#### [Task prompt]
Each line in the entries below that holds the string "this" is to be listed.

[Data records for software interfaces]

==================================================

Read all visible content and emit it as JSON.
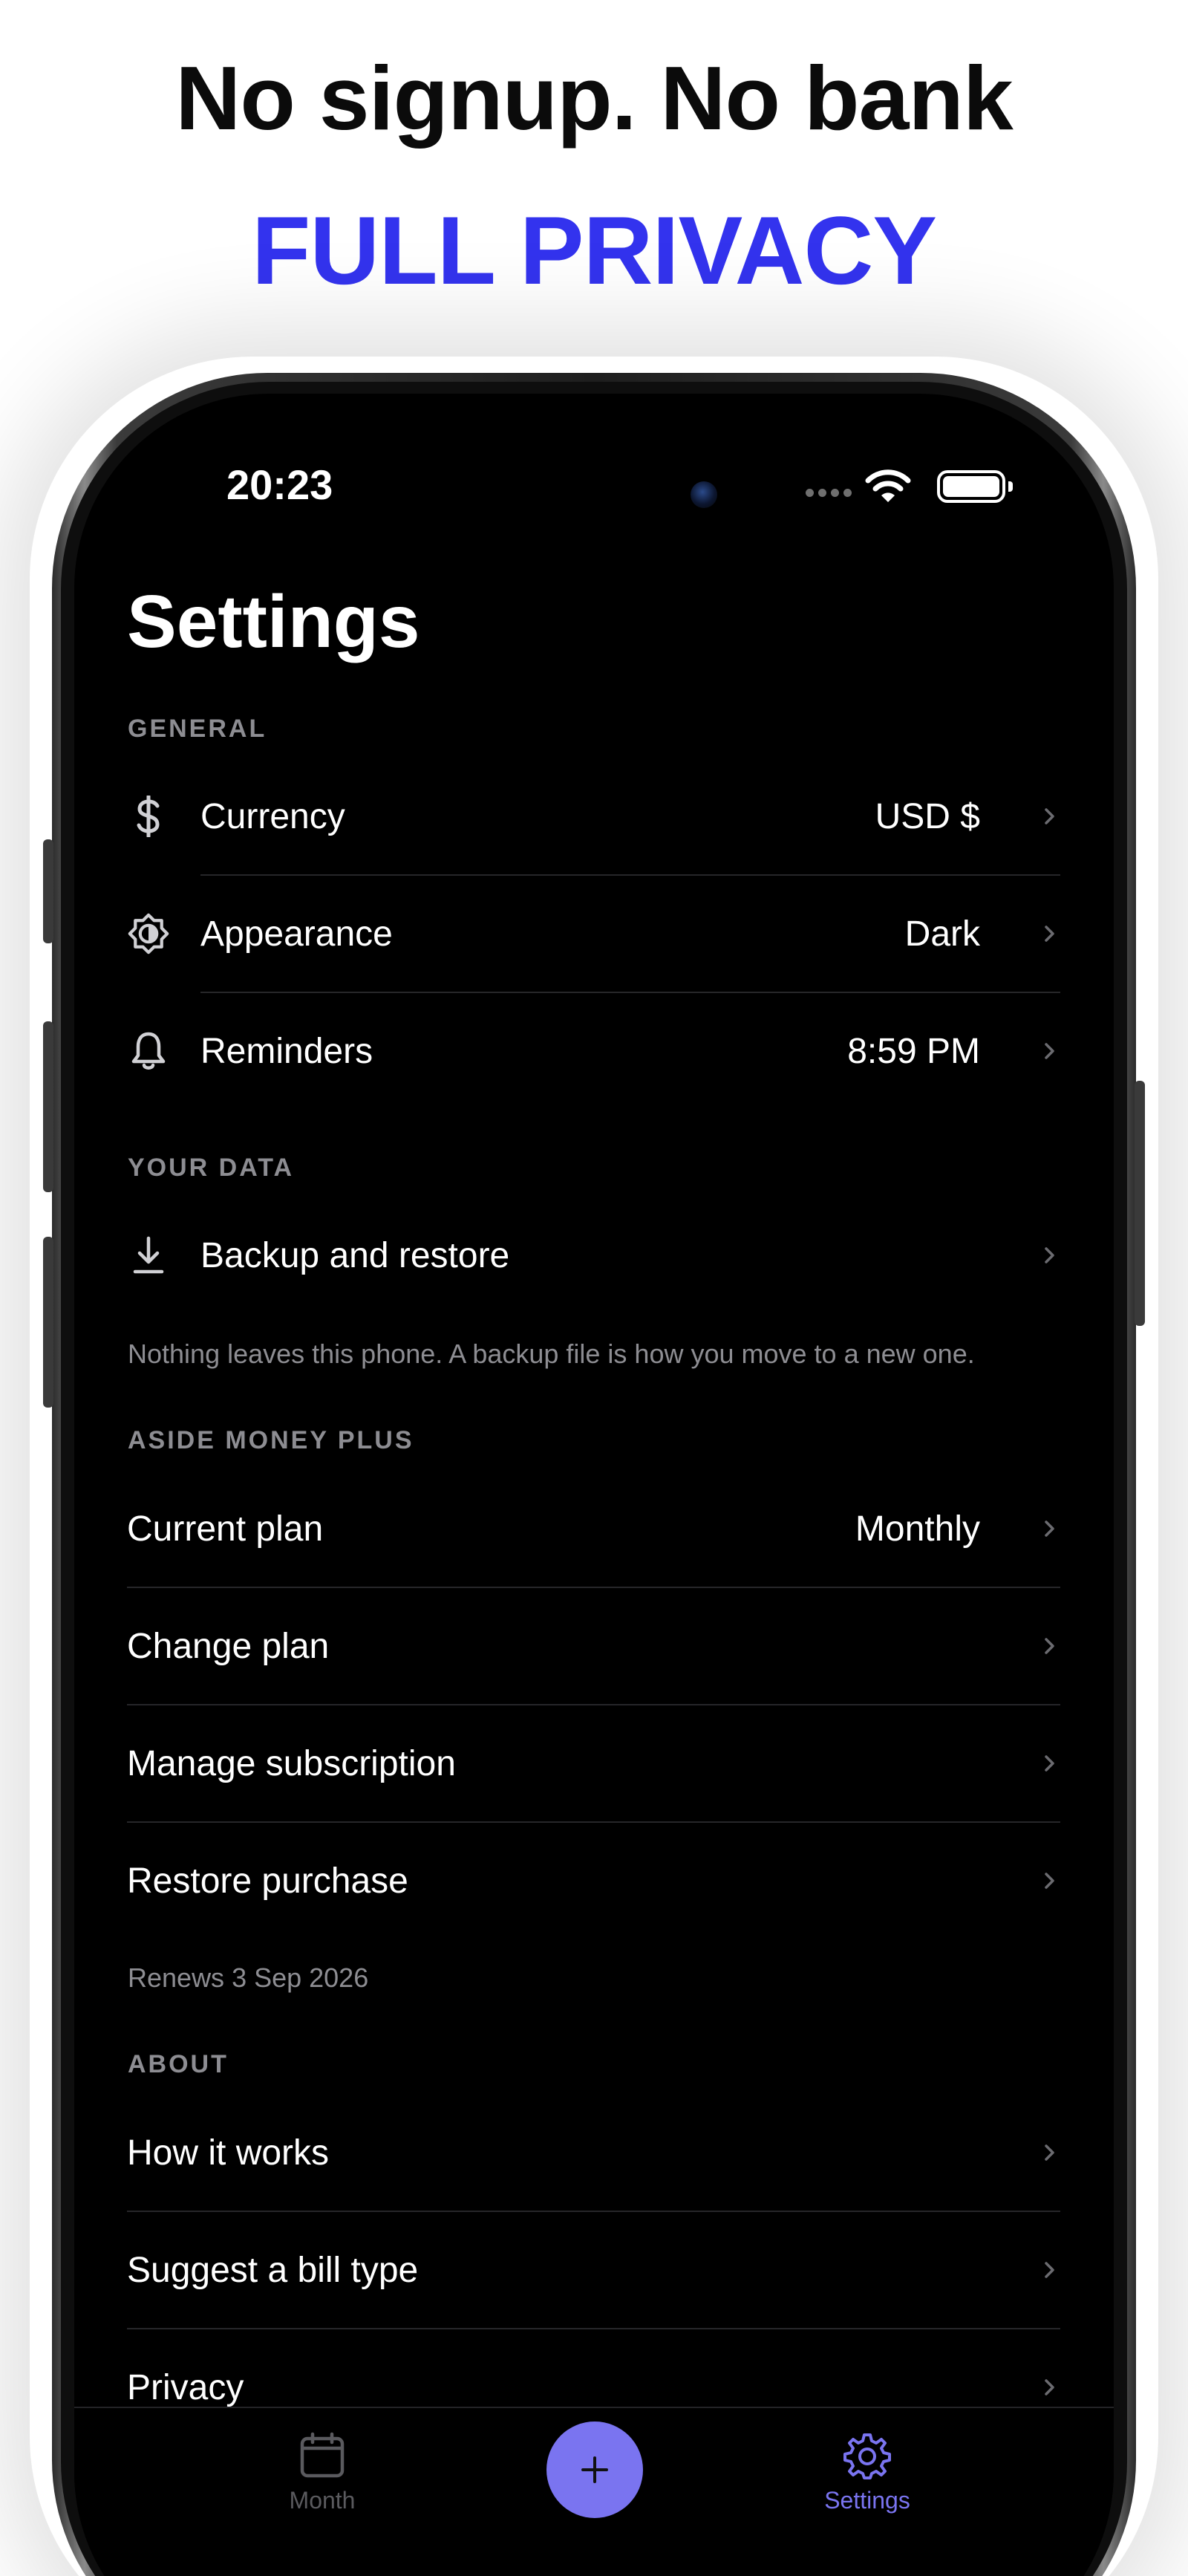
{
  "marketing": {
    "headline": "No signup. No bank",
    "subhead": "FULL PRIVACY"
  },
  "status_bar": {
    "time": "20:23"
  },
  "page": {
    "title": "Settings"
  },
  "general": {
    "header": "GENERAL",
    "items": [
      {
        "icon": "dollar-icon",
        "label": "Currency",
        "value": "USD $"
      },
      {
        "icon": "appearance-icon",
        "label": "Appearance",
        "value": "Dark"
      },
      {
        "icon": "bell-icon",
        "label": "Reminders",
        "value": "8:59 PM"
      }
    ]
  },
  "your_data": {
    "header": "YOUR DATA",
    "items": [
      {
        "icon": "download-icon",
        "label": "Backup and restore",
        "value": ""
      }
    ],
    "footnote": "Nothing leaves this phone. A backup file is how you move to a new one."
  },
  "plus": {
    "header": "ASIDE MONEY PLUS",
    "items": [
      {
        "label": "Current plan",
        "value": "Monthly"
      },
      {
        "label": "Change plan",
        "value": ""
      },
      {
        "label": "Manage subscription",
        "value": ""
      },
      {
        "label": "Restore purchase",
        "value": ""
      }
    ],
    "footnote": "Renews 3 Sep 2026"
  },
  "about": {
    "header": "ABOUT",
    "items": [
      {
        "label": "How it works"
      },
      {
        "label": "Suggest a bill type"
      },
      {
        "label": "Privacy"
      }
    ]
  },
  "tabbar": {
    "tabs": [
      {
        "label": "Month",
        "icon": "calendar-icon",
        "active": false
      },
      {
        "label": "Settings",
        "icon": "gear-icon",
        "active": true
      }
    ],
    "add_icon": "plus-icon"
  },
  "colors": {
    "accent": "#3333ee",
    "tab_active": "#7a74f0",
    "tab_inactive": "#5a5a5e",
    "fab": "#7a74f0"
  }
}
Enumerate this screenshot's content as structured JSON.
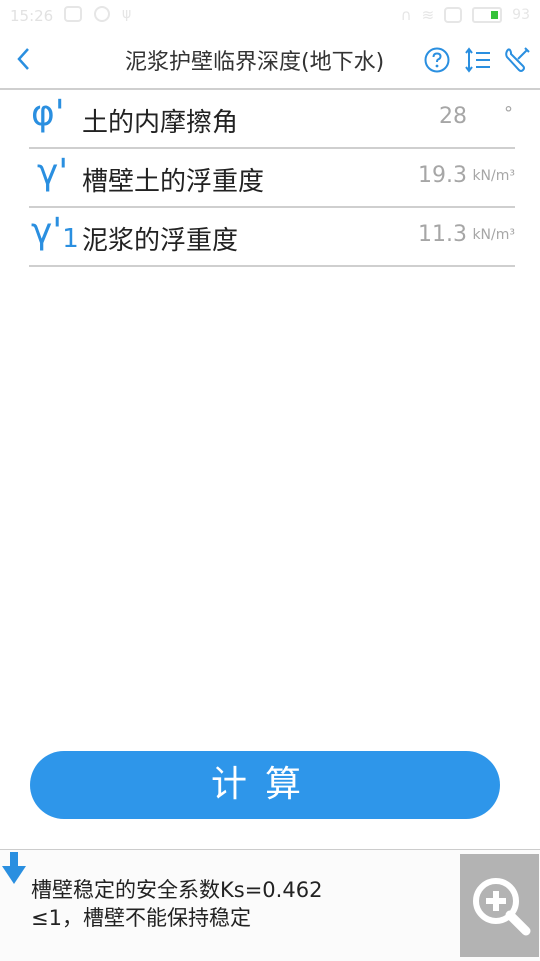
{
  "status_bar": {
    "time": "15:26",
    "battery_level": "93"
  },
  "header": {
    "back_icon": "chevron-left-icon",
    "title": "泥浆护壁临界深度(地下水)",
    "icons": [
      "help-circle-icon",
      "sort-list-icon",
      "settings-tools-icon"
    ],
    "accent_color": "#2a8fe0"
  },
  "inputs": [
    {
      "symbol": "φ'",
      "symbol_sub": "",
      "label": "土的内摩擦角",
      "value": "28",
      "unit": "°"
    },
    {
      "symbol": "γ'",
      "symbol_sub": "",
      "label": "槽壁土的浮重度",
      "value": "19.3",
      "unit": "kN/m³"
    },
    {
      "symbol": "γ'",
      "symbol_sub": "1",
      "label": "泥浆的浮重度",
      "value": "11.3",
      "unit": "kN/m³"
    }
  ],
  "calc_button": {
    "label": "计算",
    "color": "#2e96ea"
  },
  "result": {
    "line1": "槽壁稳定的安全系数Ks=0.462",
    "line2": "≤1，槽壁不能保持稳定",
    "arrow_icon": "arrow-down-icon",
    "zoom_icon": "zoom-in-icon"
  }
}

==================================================

#### [Answer box]
    "footnote": "Nothing leaves this phone. A backup file is how you move to a new one."
Enumerate this screenshot's content as structured JSON.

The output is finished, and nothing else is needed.